BH: Let’s get into the music itself. What struck me the most about your music is that you mix different styles, mainly psych pop and alt rock, really well. How do you account for the diversity of your sound?
HD: To tell you the truth it’s just that we go through phases and the world is going so fast when it comes to music. Everybody’s releasing records like it was nothing almost.
The people digest those records like a pill and you swallowed it in that bit. Super fast. It’s out there, you know about it really fast.
Somehow that filters through the music that we make. I understand that there is a lot of styles and each song is almost like a trip of, traveling through different places. I think it’s mostly because we are always listening to different kinds of music and we have our ears very open. We’re just like sponges, you know?
BH: What was the creative process like for your LP Vibrant, which you released over the summer?
HD: When it comes to writing for Vibrant, it was mostly me. I started recording with my acoustic guitar on Garage Band and then everything developed from that. From not knowing what was going to happen, one thing led to another, I started adding more things and I brought more people to see how it sounds live.

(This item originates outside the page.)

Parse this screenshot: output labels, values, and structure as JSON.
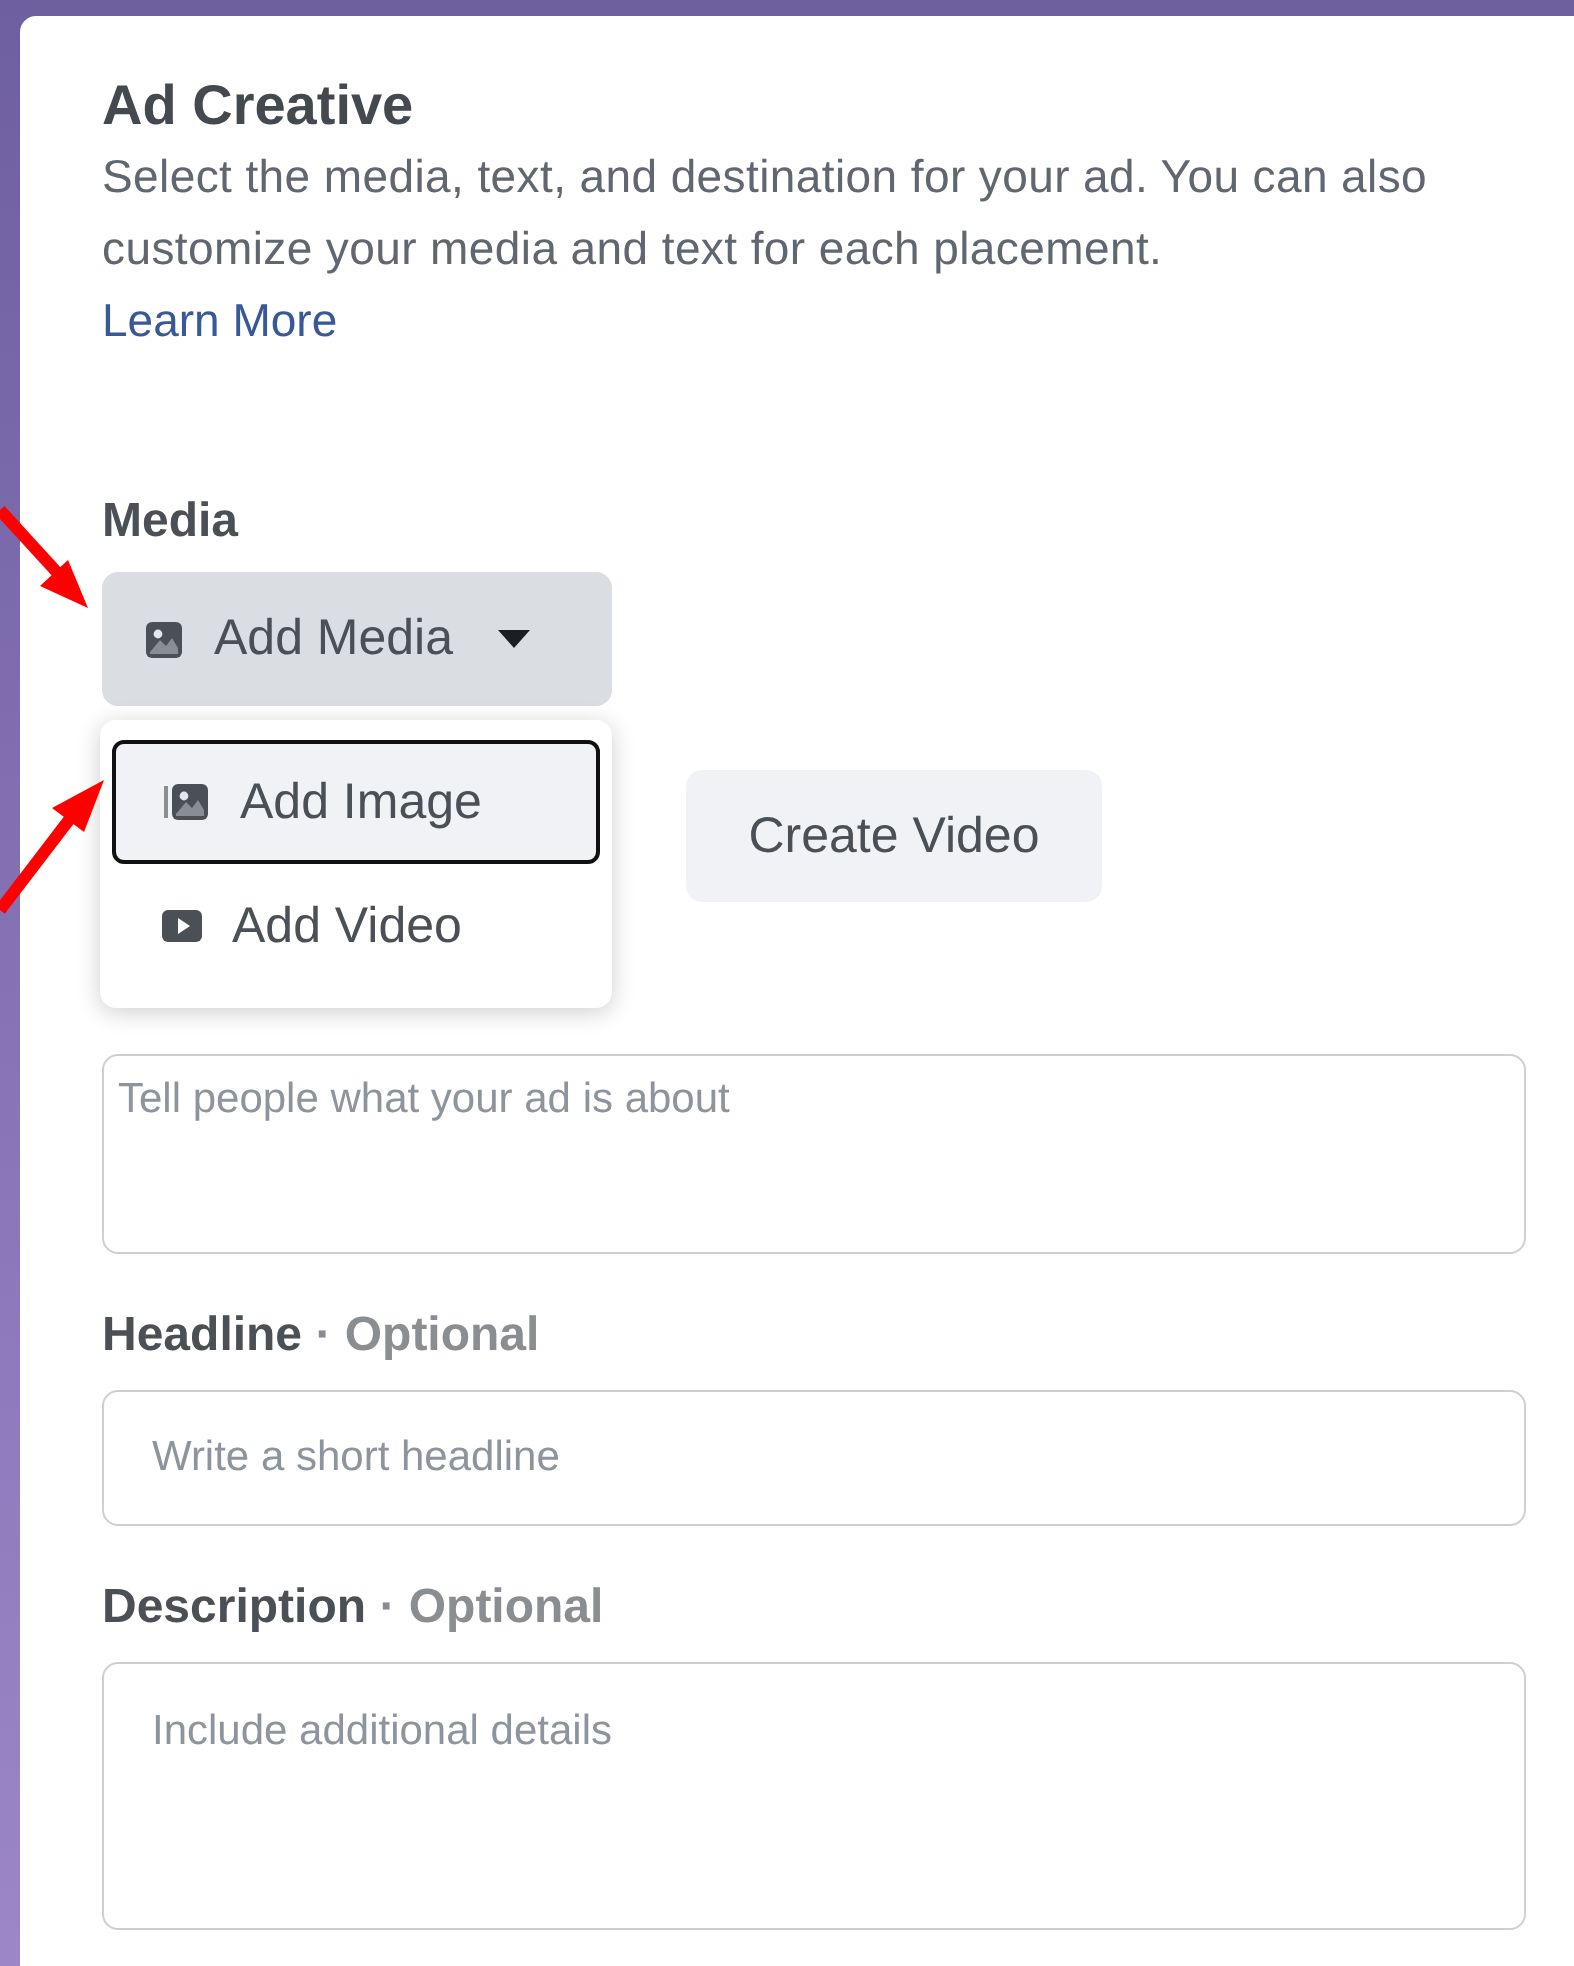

It worked out.
As of now, we have a different writing process. I’m letting the band become what I always wanted it to be. I would have hated for the project to be a solo thing. I’m a believer of bands. Two heads think better than one, and three better than two, and so on and so forth.
BH: What are your goals for the upcoming months?
HD: I would say that I would love for people to be more involved when it comes to [the music scene]. Even more so than they are already now.
If we all come together for it, as listeners, as supporters, as musicians, as producers, as promoters, as venue owners, as everything, if we come together more and try to do something as a collective.
It’s a new project of mine that I’m trying do, and I’ll be working side-by-side with other people that have been in bands from here in town as well, where we make a bigger voice for all of those bands here in Madison.
Even if you’re not part of the band or part of the show team, even if your friends of some of us or you go and listen to the songs and you go to the shows, you are still part of this scene and this collective of great artists around town and in Wisconsin.
If we came together, we would have a bigger chance to get a lot more hype or a lot more noise out there for them to be able to do what they want to do. It’s more-so for the city itself to do more things that local bands and bands from outside of the state are involved in.